Consider this scenario: you’re a manager at a plastics fabrication plant. One morning, an employee tells you he injured his shoulder while lifting bags of resin. He says he’s in excruciating pain and can hardly move his arm. As the person in charge of safety, you instruct the employee to go to your company’s medical provider for assessment and treatment. When the employee leaves the facility, you begin filling out your First Report of Injury form.

The question is, what information should you and can you gather to help minimize loss time related to the work injury? The most important time to investigate an injury is at the time the worker reports it. As time elapses, employers and employees overlook important details and circumstances. Gathering this information immediately gives you and your insurance carrier the most accurate information regarding the claim.

Employers should ask themselves important questions and provide it to the adjustor at the time of the injury:

What’s the nature of the injury? In the above scenario, the worker complains of shoulder pain. Is it a traumatic injury (something stuck the shoulder) or a strain injury (did the worker lift or pull a load)?

What specific body part does the worker report as injured? This might seem a simple question, but there have been instances when a left shoulder injury becomes a right shoulder or even a leg injury en route to our facility.

Do you know if the worker has injured the same part of the body in the past?

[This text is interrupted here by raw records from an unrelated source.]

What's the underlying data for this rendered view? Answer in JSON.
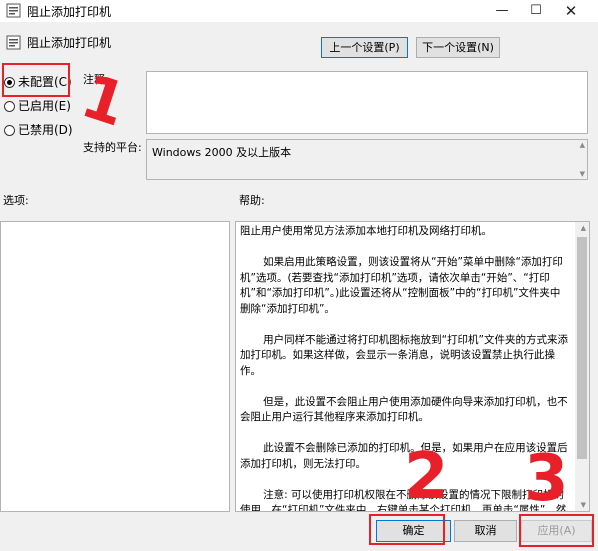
{
  "window": {
    "title": "阻止添加打印机",
    "minimize_glyph": "—",
    "maximize_glyph": "☐",
    "close_glyph": "✕"
  },
  "header": {
    "policy_title": "阻止添加打印机",
    "prev_button": "上一个设置(P)",
    "next_button": "下一个设置(N)"
  },
  "state_options": [
    {
      "label": "未配置(C)",
      "selected": true
    },
    {
      "label": "已启用(E)",
      "selected": false
    },
    {
      "label": "已禁用(D)",
      "selected": false
    }
  ],
  "comment": {
    "label": "注释:",
    "value": ""
  },
  "platform": {
    "label": "支持的平台:",
    "value": "Windows 2000 及以上版本"
  },
  "options": {
    "label": "选项:"
  },
  "help": {
    "label": "帮助:",
    "paragraphs": [
      "阻止用户使用常见方法添加本地打印机及网络打印机。",
      "如果启用此策略设置，则该设置将从“开始”菜单中删除“添加打印机”选项。(若要查找“添加打印机”选项，请依次单击“开始”、“打印机”和“添加打印机”。)此设置还将从“控制面板”中的“打印机”文件夹中删除“添加打印机”。",
      "用户同样不能通过将打印机图标拖放到“打印机”文件夹的方式来添加打印机。如果这样做，会显示一条消息，说明该设置禁止执行此操作。",
      "但是，此设置不会阻止用户使用添加硬件向导来添加打印机，也不会阻止用户运行其他程序来添加打印机。",
      "此设置不会删除已添加的打印机。但是，如果用户在应用该设置后添加打印机，则无法打印。",
      "注意: 可以使用打印机权限在不删除该设置的情况下限制打印机的使用。在“打印机”文件夹中，右键单击某个打印机，再单击“属性”，然后单击“安全”选项卡。"
    ]
  },
  "footer": {
    "ok_button": "确定",
    "cancel_button": "取消",
    "apply_button": "应用(A)"
  },
  "annotations": [
    "1",
    "2",
    "3"
  ],
  "colors": {
    "annotation_red": "#e8202a",
    "focus_blue": "#0078d7"
  }
}
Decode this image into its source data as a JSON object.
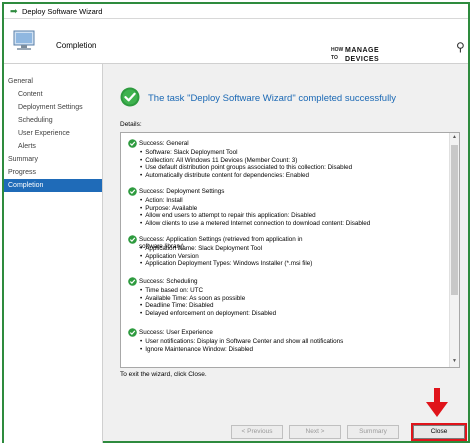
{
  "window": {
    "title": "Deploy Software Wizard"
  },
  "header": {
    "title": "Completion"
  },
  "logo": {
    "line1": "HOW",
    "line2": "TO",
    "line3": "MANAGE",
    "line4": "DEVICES"
  },
  "sidebar": {
    "items": [
      {
        "label": "General",
        "indent": false
      },
      {
        "label": "Content",
        "indent": true
      },
      {
        "label": "Deployment Settings",
        "indent": true
      },
      {
        "label": "Scheduling",
        "indent": true
      },
      {
        "label": "User Experience",
        "indent": true
      },
      {
        "label": "Alerts",
        "indent": true
      },
      {
        "label": "Summary",
        "indent": false
      },
      {
        "label": "Progress",
        "indent": false
      },
      {
        "label": "Completion",
        "indent": false,
        "selected": true
      }
    ]
  },
  "main": {
    "success_message": "The task \"Deploy Software Wizard\" completed successfully",
    "details_label": "Details:",
    "sections": [
      {
        "title": "Success: General",
        "bullets": [
          "Software: Slack Deployment Tool",
          "Collection: All Windows 11 Devices (Member Count: 3)",
          "Use default distribution point groups associated to this collection: Disabled",
          "Automatically distribute content for dependencies: Enabled"
        ]
      },
      {
        "title": "Success: Deployment Settings",
        "bullets": [
          "Action: Install",
          "Purpose: Available",
          "Allow end users to attempt to repair this application: Disabled",
          "Allow clients to use a metered Internet connection to download content: Disabled"
        ]
      },
      {
        "title": "Success: Application Settings (retrieved from application in software library)",
        "bullets": [
          "Application Name: Slack Deployment Tool",
          "Application Version",
          "Application Deployment Types: Windows Installer (*.msi file)"
        ]
      },
      {
        "title": "Success: Scheduling",
        "bullets": [
          "Time based on: UTC",
          "Available Time: As soon as possible",
          "Deadline Time: Disabled",
          "Delayed enforcement on deployment: Disabled"
        ]
      },
      {
        "title": "Success: User Experience",
        "bullets": [
          "User notifications: Display in Software Center and show all notifications",
          "Ignore Maintenance Window: Disabled"
        ]
      }
    ],
    "exit_text": "To exit the wizard, click Close."
  },
  "buttons": {
    "previous": "< Previous",
    "next": "Next >",
    "summary": "Summary",
    "close": "Close"
  },
  "colors": {
    "accent": "#1f6bb8",
    "success": "#2e9b3f",
    "highlight": "#e0141b"
  }
}
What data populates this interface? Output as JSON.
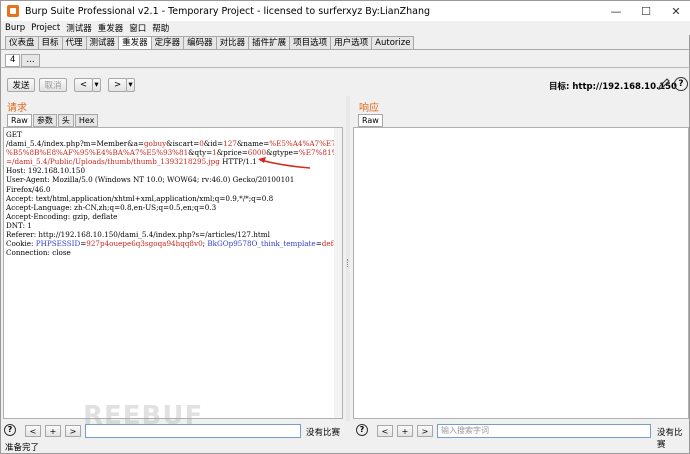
{
  "window": {
    "title": "Burp Suite Professional v2.1 - Temporary Project - licensed to surferxyz By:LianZhang",
    "minimize": "—",
    "maximize": "☐",
    "close": "✕"
  },
  "menu": [
    "Burp",
    "Project",
    "测试器",
    "重发器",
    "窗口",
    "帮助"
  ],
  "main_tabs": [
    "仪表盘",
    "目标",
    "代理",
    "测试器",
    "重发器",
    "定序器",
    "编码器",
    "对比器",
    "插件扩展",
    "项目选项",
    "用户选项",
    "Autorize"
  ],
  "main_tab_active": 4,
  "sub_tabs": [
    "4",
    "..."
  ],
  "toolbar": {
    "send": "发送",
    "cancel": "取消",
    "back": "<",
    "back_drop": "▾",
    "forward": ">",
    "forward_drop": "▾",
    "target_label": "目标: http://192.168.10.150",
    "help": "?"
  },
  "request": {
    "title": "请求",
    "tabs": [
      "Raw",
      "参数",
      "头",
      "Hex"
    ],
    "lines": [
      "GET",
      "/dami_5.4/index.php?m=Member&a=gobuy&iscart=0&id=127&name=%E5%A4%A7%E7%B1%B3%E6",
      "%B5%8B%E8%AF%95%E4%BA%A7%E5%93%81&qty=1&price=6000&gtype=%E7%81%B0%E8%89%B2&pic",
      "=/dami_5.4/Public/Uploads/thumb/thumb_1393218295.jpg HTTP/1.1",
      "Host: 192.168.10.150",
      "User-Agent: Mozilla/5.0 (Windows NT 10.0; WOW64; rv:46.0) Gecko/20100101",
      "Firefox/46.0",
      "Accept: text/html,application/xhtml+xml,application/xml;q=0.9,*/*;q=0.8",
      "Accept-Language: zh-CN,zh;q=0.8,en-US;q=0.5,en;q=0.3",
      "Accept-Encoding: gzip, deflate",
      "DNT: 1",
      "Referer: http://192.168.10.150/dami_5.4/index.php?s=/articles/127.html",
      "Cookie: PHPSESSID=927p4ouepe6q3sgoqa94hqq8v0; BkGOp9578O_think_template=default",
      "Connection: close"
    ]
  },
  "response": {
    "title": "响应",
    "tabs": [
      "Raw"
    ]
  },
  "search": {
    "help": "?",
    "prev": "<",
    "add": "+",
    "next": ">",
    "left_value": "",
    "right_placeholder": "输入搜索字词",
    "no_match": "没有比赛"
  },
  "status": "准备完了",
  "watermark": "REEBUF"
}
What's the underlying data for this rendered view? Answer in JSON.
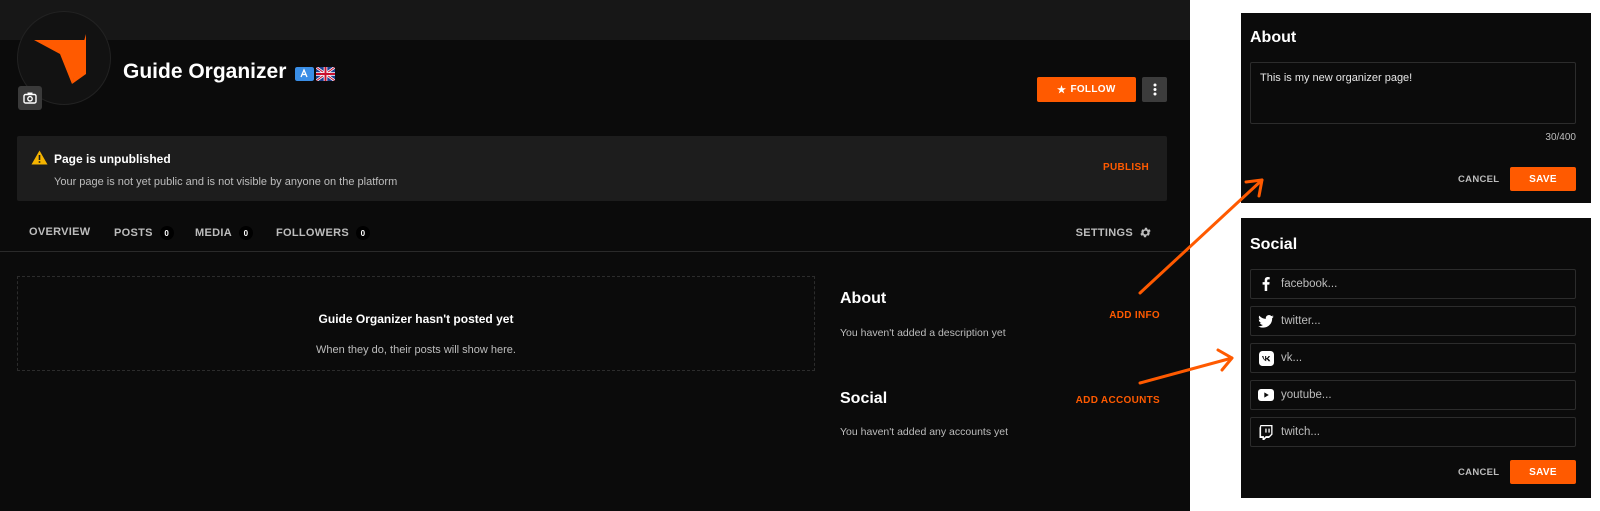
{
  "organizer": {
    "name": "Guide Organizer",
    "follow_label": "FOLLOW"
  },
  "notice": {
    "title": "Page is unpublished",
    "description": "Your page is not yet public and is not visible by anyone on the platform",
    "action": "PUBLISH"
  },
  "tabs": [
    {
      "label": "OVERVIEW"
    },
    {
      "label": "POSTS",
      "count": "0"
    },
    {
      "label": "MEDIA",
      "count": "0"
    },
    {
      "label": "FOLLOWERS",
      "count": "0"
    }
  ],
  "settings_label": "SETTINGS",
  "empty_state": {
    "title": "Guide Organizer hasn't posted yet",
    "description": "When they do, their posts will show here."
  },
  "about": {
    "title": "About",
    "action": "ADD INFO",
    "empty": "You haven't added a description yet"
  },
  "social": {
    "title": "Social",
    "action": "ADD ACCOUNTS",
    "empty": "You haven't added any accounts yet"
  },
  "about_panel": {
    "title": "About",
    "value": "This is my new organizer page!",
    "counter": "30/400",
    "cancel": "CANCEL",
    "save": "SAVE"
  },
  "social_panel": {
    "title": "Social",
    "fields": [
      {
        "icon": "facebook-icon",
        "placeholder": "facebook..."
      },
      {
        "icon": "twitter-icon",
        "placeholder": "twitter..."
      },
      {
        "icon": "vk-icon",
        "placeholder": "vk..."
      },
      {
        "icon": "youtube-icon",
        "placeholder": "youtube..."
      },
      {
        "icon": "twitch-icon",
        "placeholder": "twitch..."
      }
    ],
    "cancel": "CANCEL",
    "save": "SAVE"
  },
  "colors": {
    "accent": "#ff5a00",
    "background": "#0b0b0b",
    "panel_surface": "#1d1d1d"
  }
}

What are the physical demands in the worker’s area? In our scenario, is the worker required to lift resin bags? It’s also important to tell the provider how much the bags weigh, the level of the required lifts (ground to shoulder level lifts), and frequency of the required lifts. In many instances, a written job description outlines the worker’s position, and faxing this description will prove extremely helpful.

Is modified or light duty available? For many companies, modified duty is available for injured workers. Telling the adjustor the basics of your modified duty program is imperative for their management of the case.

Remember, the medical provider should serve a dual purpose in evaluating and treating your workers. First and foremost, they’re responsible for rendering the best care available. Second-and most often forgotten by the medical provider-they should assist you in the investigative process. Providers often forget their second purpose or are passive in the process. This results in increased treatment costs, higher litigation rates, and unnecessary lost workdays. IBI